Arrow was confident, intelligent, very eager to please his human and had a strong drive to work for food and toys.
"And, you know, the energy," Connor added.
Connor and Rescue 22 rescued Arrow last summer and worked with him for three months. Then, in conjunction with the Philadelphia Police K-9 Training Unit, Connor was was able to find Arrow not only a home, but a job.
In September, Lower Southampton Patrolman Kyle Heasley began working with Arrow full-time. Arrow is trained as both a patrol dog and drug scent dog, Heasley said.
"Everybody in the community is very supportive and very happy that we now have a police dog," Heasley said. "The department's happy, so are all the fellow officers. He's been a great addition to the department."
Not only that, but he's also been a great addition to Heasley's family.
"He is just like a family dog when we go home. He knows when to turn it off. He knows when we go to work," Heasley said.
When Bucci got to see Arrow on Wednesday, she was overjoyed.
"I want to grab him and hug him, but I know I can't. He is no longer my dog," Bucci said as she gave Arrow a gift bag full of goodies.
BUCKS COUNTY: Lower Southampton's Police Department just grew by one (well four legs to be exact). After being surrendered to the @BurlCoNJ, K9 Officer 'Arrow' has a new home and new job thanks to two special rescuers who wouldn't give up on him. @CBSPhilly at 11pm. @LSPD43 pic.twitter.com/LboVIZQgkv— Alicia Roberts (@ARobertsCBS) May 6, 2021
"One good story absolutely trumps the 10 bad ones that we have on a daily basis," Burlington County Animal Shelter Director Ericka Haines said. "This makes it such a good, good thing and hopefully we're finding the right direction and having more positive stories than the negatives."
Haines said the shelter is working to better assess dogs and their needs — like Bucci did with Arrow — to reduce the amount of times a dog is returned to the shelter from failed adoptions.
"We analyze and look at what their reactions are (to other dogs and shelter staff) so that we can better gauge where the next home should be for that dog," Haines said. "Unfortunately a lot of dogs that come to shelters do need special fits. So that's why we take the time to make sure that we do that."

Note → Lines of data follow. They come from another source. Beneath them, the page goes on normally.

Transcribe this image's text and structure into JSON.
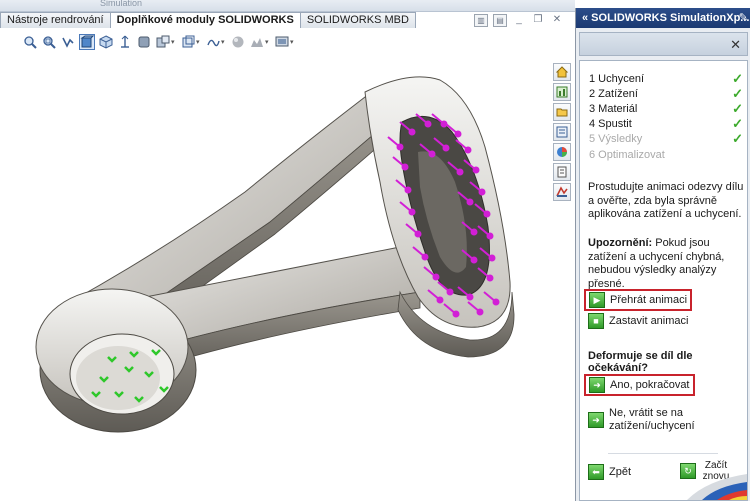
{
  "top_strip": {
    "text": "Simulation"
  },
  "tabs": [
    {
      "label": "Nástroje rendrování",
      "active": false
    },
    {
      "label": "Doplňkové moduly SOLIDWORKS",
      "active": true
    },
    {
      "label": "SOLIDWORKS MBD",
      "active": false
    }
  ],
  "view_toolbar": {
    "icons": [
      "zoom-to-fit-icon",
      "zoom-to-area-icon",
      "previous-view-icon",
      "section-view-icon",
      "view-orientation-icon",
      "display-style-icon",
      "hide-show-items-icon",
      "edit-appearance-icon",
      "apply-scene-icon",
      "view-settings-icon",
      "display-manager-icon"
    ]
  },
  "task_pane": {
    "title": "« SOLIDWORKS SimulationXp...",
    "steps": [
      {
        "label": "1  Uchycení",
        "done": true,
        "enabled": true
      },
      {
        "label": "2  Zatížení",
        "done": true,
        "enabled": true
      },
      {
        "label": "3  Materiál",
        "done": true,
        "enabled": true
      },
      {
        "label": "4  Spustit",
        "done": true,
        "enabled": true
      },
      {
        "label": "5  Výsledky",
        "done": false,
        "enabled": false
      },
      {
        "label": "6  Optimalizovat",
        "done": false,
        "enabled": false
      }
    ],
    "instruction": "Prostudujte animaci odezvy dílu a ověřte, zda byla správně aplikována zatížení a uchycení.",
    "warning_label": "Upozornění:",
    "warning_text": " Pokud jsou zatížení a uchycení chybná, nebudou výsledky analýzy přesné.",
    "play_animation": "Přehrát animaci",
    "stop_animation": "Zastavit animaci",
    "question": "Deformuje se díl dle očekávání?",
    "yes_continue": "Ano, pokračovat",
    "no_return": "Ne, vrátit se na zatížení/uchycení",
    "back": "Zpět",
    "restart": "Začít znovu"
  },
  "colors": {
    "pane_header": "#1b3a72",
    "highlight_box": "#c8232c",
    "check_green": "#3caa2c",
    "force_arrows": "#d21fd6",
    "fixture_arrows": "#2ec82a",
    "part_body": "#8e8a83"
  }
}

George Woolston is a reporter for the Burlington County Times, Courier-Post and Vineland Daily Journal. Help support local journalism with a subscription.
(c)2021 Burlington County Times, Willingboro, N.J.